That evening, he made his from scratch taquitos and strong margaritas (he only knows how to make them strong) and he found Peter Jackson’s film, The Hobbit: An Unexpected Journey online.

“Oh,” I said when the red paper kite dragon flew into view. “That’s foreshadowing. The paper dragon’s there because it’s the dragon that stole all that gold.” I took a sip of my drink then said, “I think I remember that dragon can’t do anything with the gold. Is that right?” I looked at Jesse for a moment, then back at the TV. “I mean, I think the dragon can’t enjoy what he’s stolen. He just lies in it and makes sure it doesn’t go away.”

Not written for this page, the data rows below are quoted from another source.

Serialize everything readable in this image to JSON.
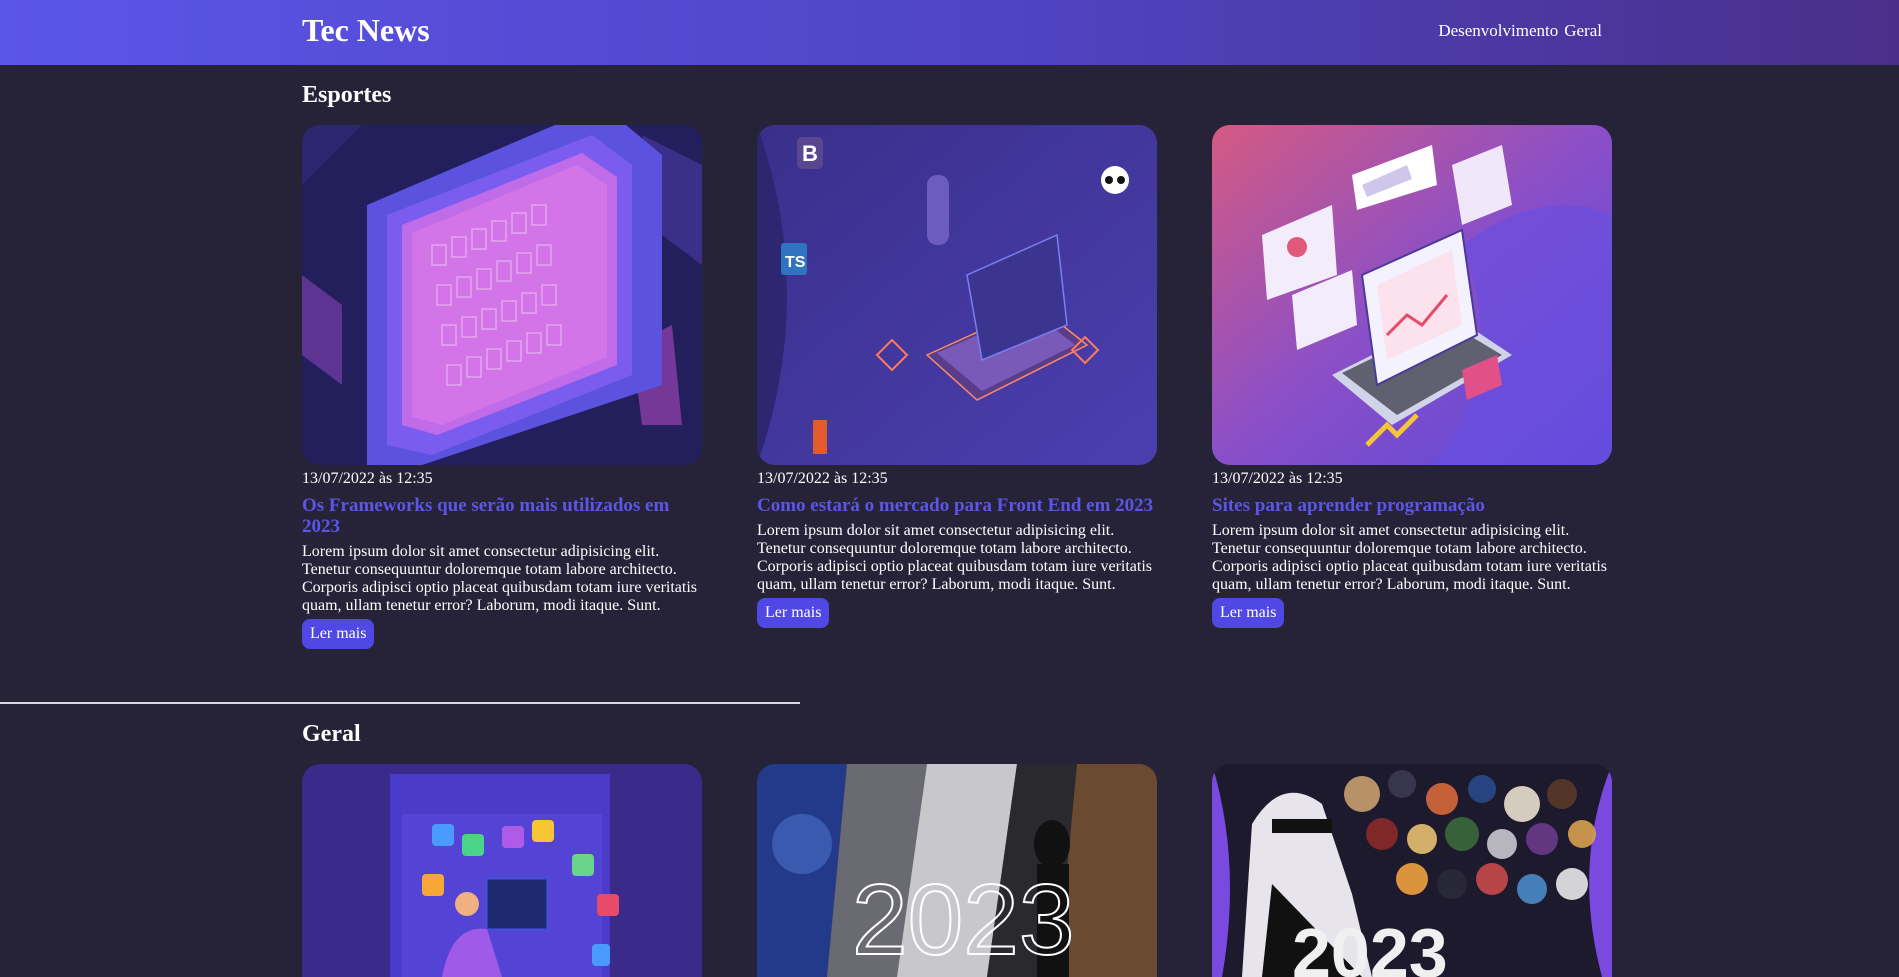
{
  "header": {
    "brand": "Tec News",
    "nav": [
      "Desenvolvimento",
      "Geral"
    ]
  },
  "sections": [
    {
      "title": "Esportes",
      "cards": [
        {
          "date": "13/07/2022 às 12:35",
          "title": "Os Frameworks que serão mais utilizados em 2023",
          "excerpt": "Lorem ipsum dolor sit amet consectetur adipisicing elit. Tenetur consequuntur doloremque totam labore architecto. Corporis adipisci optio placeat quibusdam totam iure veritatis quam, ullam tenetur error? Laborum, modi itaque. Sunt.",
          "button": "Ler mais"
        },
        {
          "date": "13/07/2022 às 12:35",
          "title": "Como estará o mercado para Front End em 2023",
          "excerpt": "Lorem ipsum dolor sit amet consectetur adipisicing elit. Tenetur consequuntur doloremque totam labore architecto. Corporis adipisci optio placeat quibusdam totam iure veritatis quam, ullam tenetur error? Laborum, modi itaque. Sunt.",
          "button": "Ler mais"
        },
        {
          "date": "13/07/2022 às 12:35",
          "title": "Sites para aprender programação",
          "excerpt": "Lorem ipsum dolor sit amet consectetur adipisicing elit. Tenetur consequuntur doloremque totam labore architecto. Corporis adipisci optio placeat quibusdam totam iure veritatis quam, ullam tenetur error? Laborum, modi itaque. Sunt.",
          "button": "Ler mais"
        }
      ]
    },
    {
      "title": "Geral",
      "image_texts": [
        "2023"
      ]
    }
  ],
  "colors": {
    "background": "#262338",
    "accent": "#5b55e8",
    "button": "#5048e5"
  }
}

I haven’t finished reading the book; I’m about a chapter ahead of my students (I have a friend who tells me all I have to be is a tad smarter than my class), but I like to think I have a lot in common with Bilbo Baggins.

I have a side that’s been lying dormant for years, too. It actually comes from my mom and my dad, the Ayanoglou and the Lewis side. Both are great readers who did their best to surround me with the finest literature. For Pete’s sake, I lived next door to a library. It was no use, though. Reading wasn’t something I did. Reading has always been hard. Oh, I can sound the words out just fine (usually). It’s processing and understanding what I read that’s difficult. I’ve been tested for everything but “poor reading comprehension” was all that showed up.

“I’m not bright,” I told Jesse during the part where Gollum and Bilbo were giving each other riddles (none of which I understood). Jesse told me Gollum used to be a hobbit, but after he found the ring, he became the freaky, scrawny, big-eyed thing we were watching on TV. I started to cry imagining Gollum as a happy hobbit smoking a pipe and wondering about after dinner seed cakes.

“Why are you so hard on yourself?” Jesse asked putting another taquito on my plate and pouring more margarita in my glass.

“It doesn’t bother me to say it. I’m not sad,” I explained as I squeezed lime into my drink. “It takes me a while to process things, but maybe that doesn’t make me any less of a person.”

It was probably the tequila talking, but I’m looking at what I’ve underlined in my copy of The Hobbit now: “The Took side won. He suddenly felt he would go without bed and breakfast to be thought fierce.” And, “You think I am no good. I will show you…Tell me what you want done, and I will try it.” And maybe my favorite, “There is a lot more in him than you guess, and a deal more than he has any idea of himself.”

I think what I’m learning from Bilbo is that it’s not so much that you think you’d be good at something if you just had a chance. Rather, it’s trying what you don’t think you can do, and are probably afraid of, and doing it anyway because the door is open and the Lonely Mountain is waiting with a dragon who believes all that glitters must be fiercely protected.